Preventative cooperation differs from positive cooperation because it is based on conflicting interests rather than on shared interests. For instance, China and the US agreed on de-targeting nuclear weapons against each other in late 1990s, which helped in stabilizing bilateral relations. In order to develop preventative cooperation they should adopt principles of clarity rather than ambiguity in their policy towards each other. In the coming years, China and the US should prepare to witness conflicting interests increasing faster than common interests. They can skillfully manage their competition if they spend more energy on developing preventive cooperation based on emerging conflicts of interest. China and the US can develop preventative cooperation not only in the military sector but also in the non-traditional security sector, such as energy, finance, climate change, etc. 

To encourage China and the US to give priority to preventative cooperation does not mean opposing building mutual trust, but suggests that China and the US will be able to stabilize their strategic relations without mutual trust. Moreover, preventative cooperation is important underpinning for improvement of their strategic relations. The worst scenario is not that China and the US will be faced with more strategic conflicts in the coming years, but that they never learn how to develop cooperation based on lack of mutual trust and allow the escalation of a small conflict into a major one in the future.

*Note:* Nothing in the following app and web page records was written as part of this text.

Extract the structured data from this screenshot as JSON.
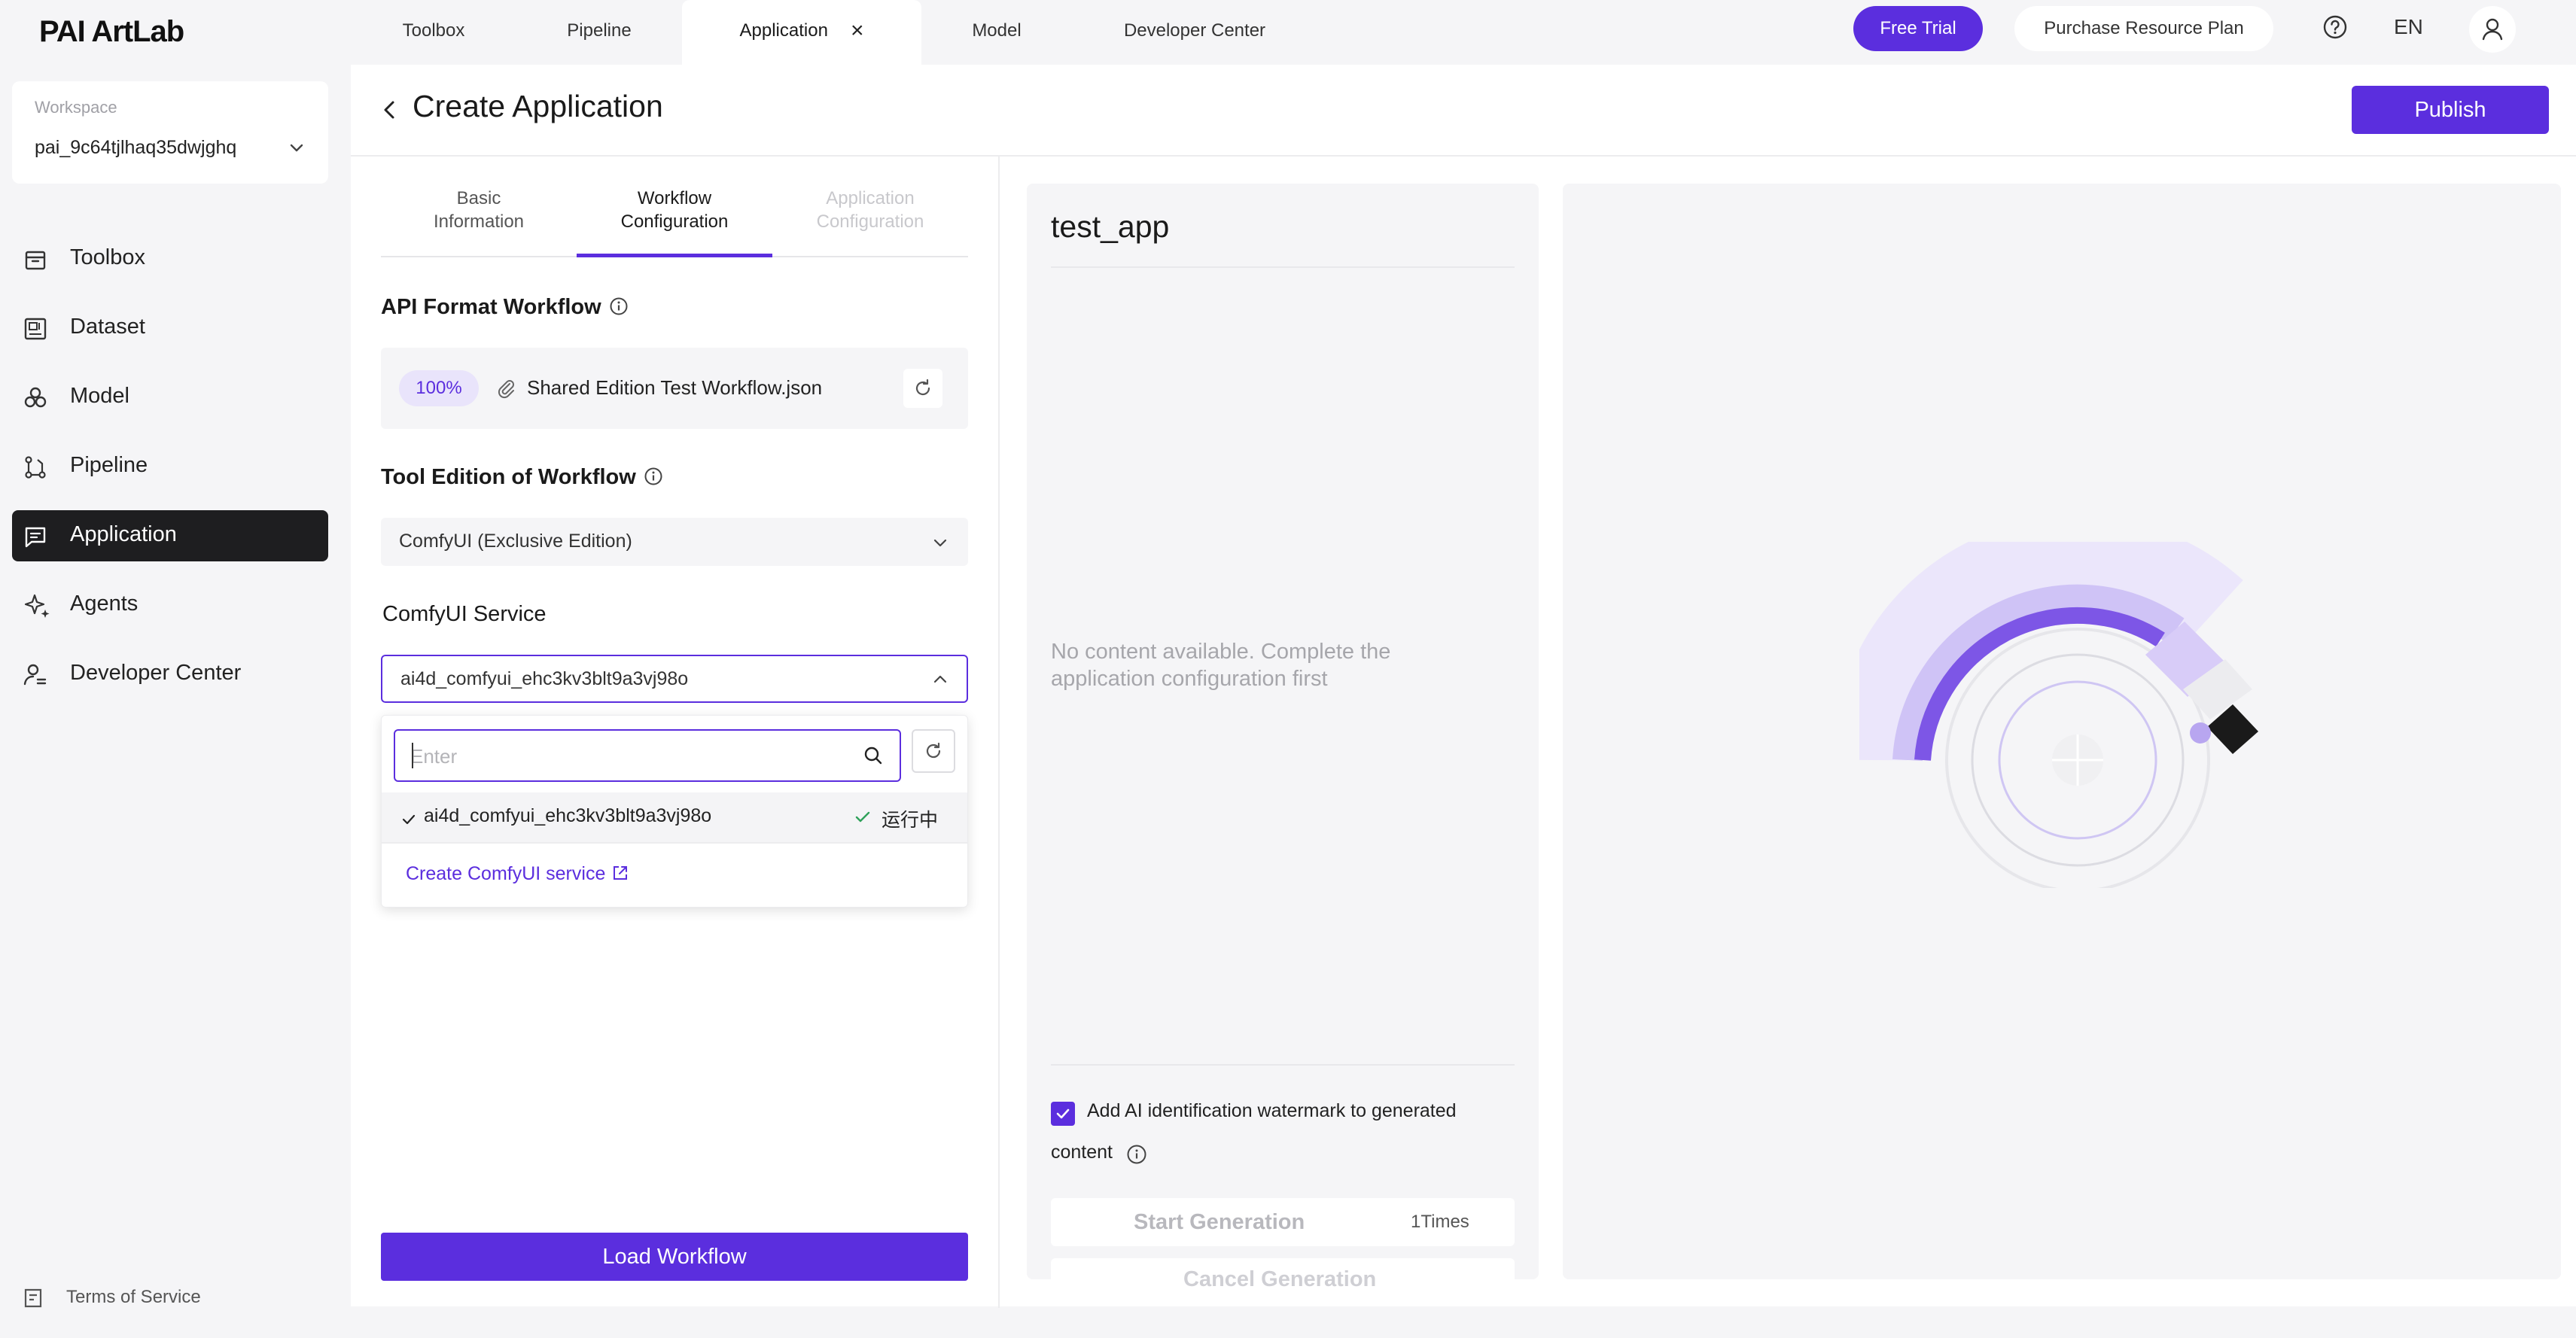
{
  "app": {
    "logo": "PAI ArtLab"
  },
  "topnav": {
    "tabs": [
      {
        "label": "Toolbox"
      },
      {
        "label": "Pipeline"
      },
      {
        "label": "Application"
      },
      {
        "label": "Model"
      },
      {
        "label": "Developer Center"
      }
    ],
    "close_glyph": "×",
    "free_trial": "Free Trial",
    "purchase_plan": "Purchase Resource Plan",
    "language": "EN"
  },
  "sidebar": {
    "workspace_label": "Workspace",
    "workspace_value": "pai_9c64tjlhaq35dwjghq",
    "items": [
      {
        "label": "Toolbox",
        "icon": "toolbox-icon"
      },
      {
        "label": "Dataset",
        "icon": "dataset-icon"
      },
      {
        "label": "Model",
        "icon": "model-icon"
      },
      {
        "label": "Pipeline",
        "icon": "pipeline-icon"
      },
      {
        "label": "Application",
        "icon": "application-icon"
      },
      {
        "label": "Agents",
        "icon": "agents-icon"
      },
      {
        "label": "Developer Center",
        "icon": "developer-center-icon"
      }
    ],
    "terms": "Terms of Service"
  },
  "header": {
    "title": "Create Application",
    "publish": "Publish"
  },
  "steps": [
    {
      "line1": "Basic",
      "line2": "Information"
    },
    {
      "line1": "Workflow",
      "line2": "Configuration"
    },
    {
      "line1": "Application",
      "line2": "Configuration"
    }
  ],
  "workflow": {
    "api_title": "API Format Workflow",
    "progress": "100%",
    "file_name": "Shared Edition Test Workflow.json",
    "edition_title": "Tool Edition of Workflow",
    "edition_value": "ComfyUI (Exclusive Edition)",
    "service_title": "ComfyUI Service",
    "service_value": "ai4d_comfyui_ehc3kv3blt9a3vj98o",
    "search_placeholder": "Enter",
    "options": [
      {
        "name": "ai4d_comfyui_ehc3kv3blt9a3vj98o",
        "status": "运行中"
      }
    ],
    "create_link": "Create ComfyUI service",
    "load_button": "Load Workflow"
  },
  "preview": {
    "app_name": "test_app",
    "empty_text": "No content available. Complete the application configuration first",
    "watermark_line1": "Add AI identification watermark to generated",
    "watermark_line2": "content",
    "start": "Start Generation",
    "count": "1Times",
    "cancel": "Cancel Generation"
  },
  "colors": {
    "accent": "#5b2ede",
    "active_nav": "#1e1e20"
  }
}
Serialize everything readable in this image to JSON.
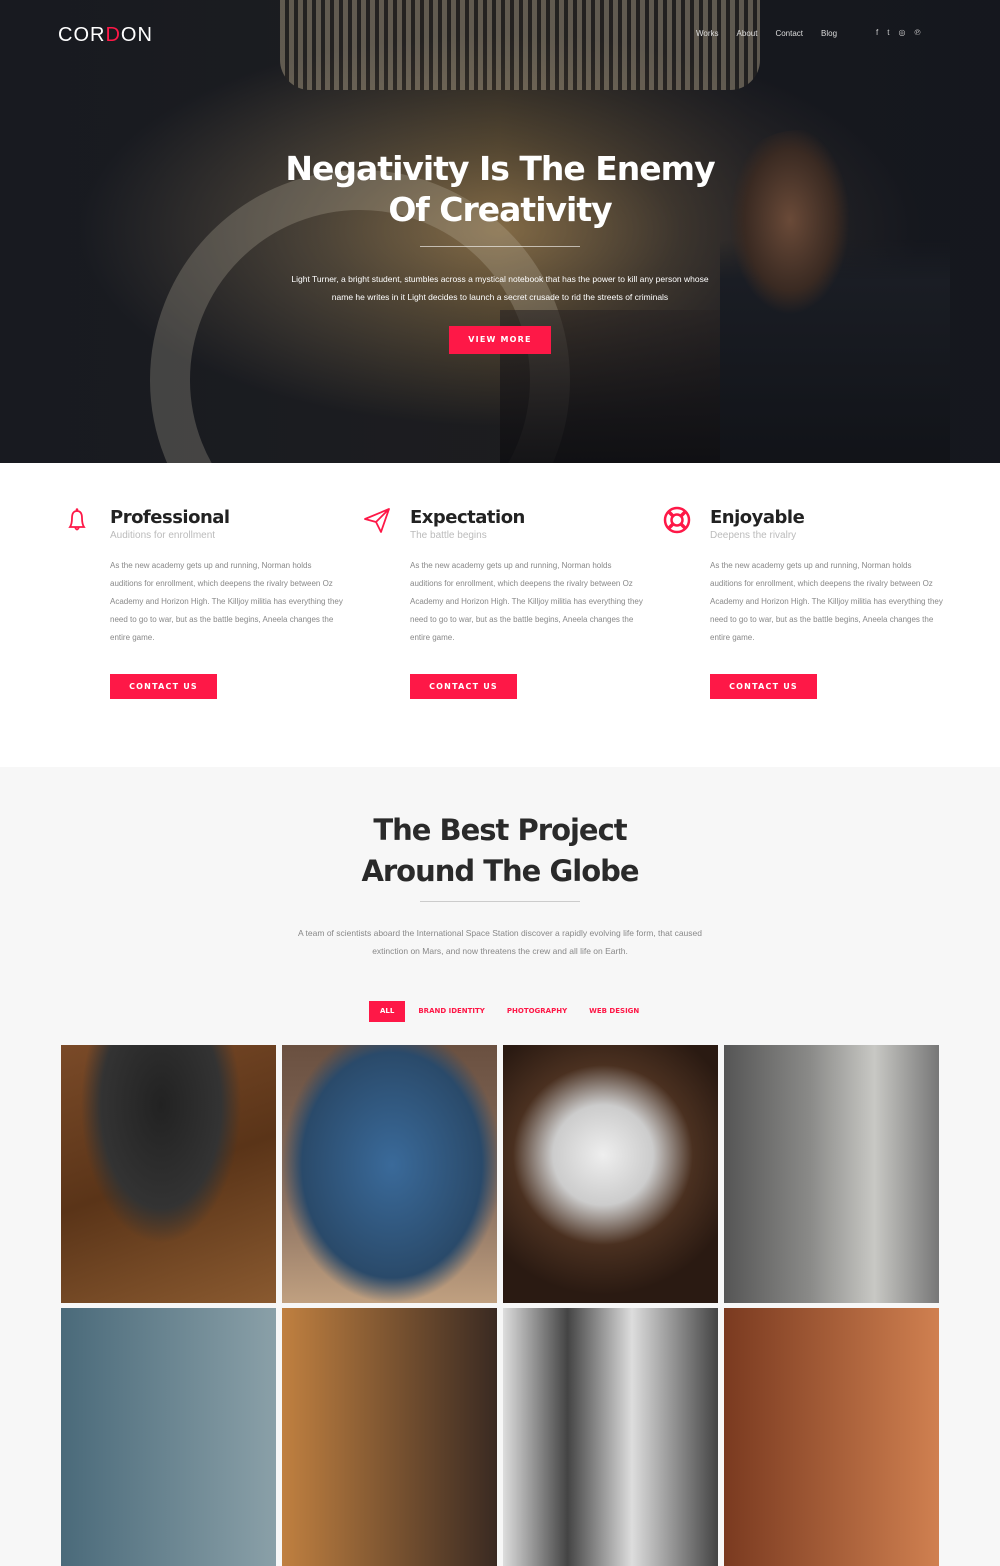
{
  "header": {
    "logo": "CORDON",
    "nav": [
      "Works",
      "About",
      "Contact",
      "Blog"
    ],
    "social": [
      "facebook-icon",
      "twitter-icon",
      "instagram-icon",
      "pinterest-icon"
    ]
  },
  "hero": {
    "title_line1": "Negativity Is The Enemy",
    "title_line2": "Of Creativity",
    "text": "Light Turner, a bright student, stumbles across a mystical notebook that has the power to kill any person whose name he writes in it Light decides to launch a secret crusade to rid the streets of criminals",
    "button": "VIEW MORE"
  },
  "features": [
    {
      "icon": "bell-icon",
      "title": "Professional",
      "subtitle": "Auditions for enrollment",
      "body": "As the new academy gets up and running, Norman holds auditions for enrollment, which deepens the rivalry between Oz Academy and Horizon High. The Killjoy militia has everything they need to go to war, but as the battle begins, Aneela changes the entire game.",
      "button": "CONTACT US"
    },
    {
      "icon": "paper-plane-icon",
      "title": "Expectation",
      "subtitle": "The battle begins",
      "body": "As the new academy gets up and running, Norman holds auditions for enrollment, which deepens the rivalry between Oz Academy and Horizon High. The Killjoy militia has everything they need to go to war, but as the battle begins, Aneela changes the entire game.",
      "button": "CONTACT US"
    },
    {
      "icon": "lifebuoy-icon",
      "title": "Enjoyable",
      "subtitle": "Deepens the rivalry",
      "body": "As the new academy gets up and running, Norman holds auditions for enrollment, which deepens the rivalry between Oz Academy and Horizon High. The Killjoy militia has everything they need to go to war, but as the battle begins, Aneela changes the entire game.",
      "button": "CONTACT US"
    }
  ],
  "projects": {
    "title_line1": "The Best Project",
    "title_line2": "Around The Globe",
    "text": "A team of scientists aboard the International Space Station discover a rapidly evolving life form, that caused extinction on Mars, and now threatens the crew and all life on Earth.",
    "filters": [
      "ALL",
      "BRAND IDENTITY",
      "PHOTOGRAPHY",
      "WEB DESIGN"
    ],
    "active_filter": "ALL"
  },
  "colors": {
    "accent": "#fe1847",
    "dark": "#222222",
    "muted": "#888888"
  }
}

In order to reduce unexpected conflicts, each side should clearly define the other as a political competitor. Most important is that they need to clarify their competitiveness as that between a rising super power and one with super power status. The United States aims to maintain its global dominance, and China to resume its world leading position. This structural conflict makes political competition between them inevitable. China and the US will compete for closer political friends in the coming decade.




Mutual trust is a result rather than precondition of long term strategic cooperation between major powers. It would be beneficial to both China and the US if they abandon the misperception that mutual trust is the premise for developing strategic cooperation. Clarifying their political relationship as strategic competitors would stabilize China–US relations without mutual trust. They should get used to the other’s unfavorable policy and restrict any retaliation to the level within mutual expectations. Although this would not improve bilateral political relations, it would prevent any worsening of already unfriendly political relations. A stable unfriendly political relationship would be healthier than a fluctuating superficial friendship for both China and the United States during China’s rise. They could consider an agreement on developing peaceful competition towards healthy competition. The world benefits from their competition because peaceful competition is an engine for social progress.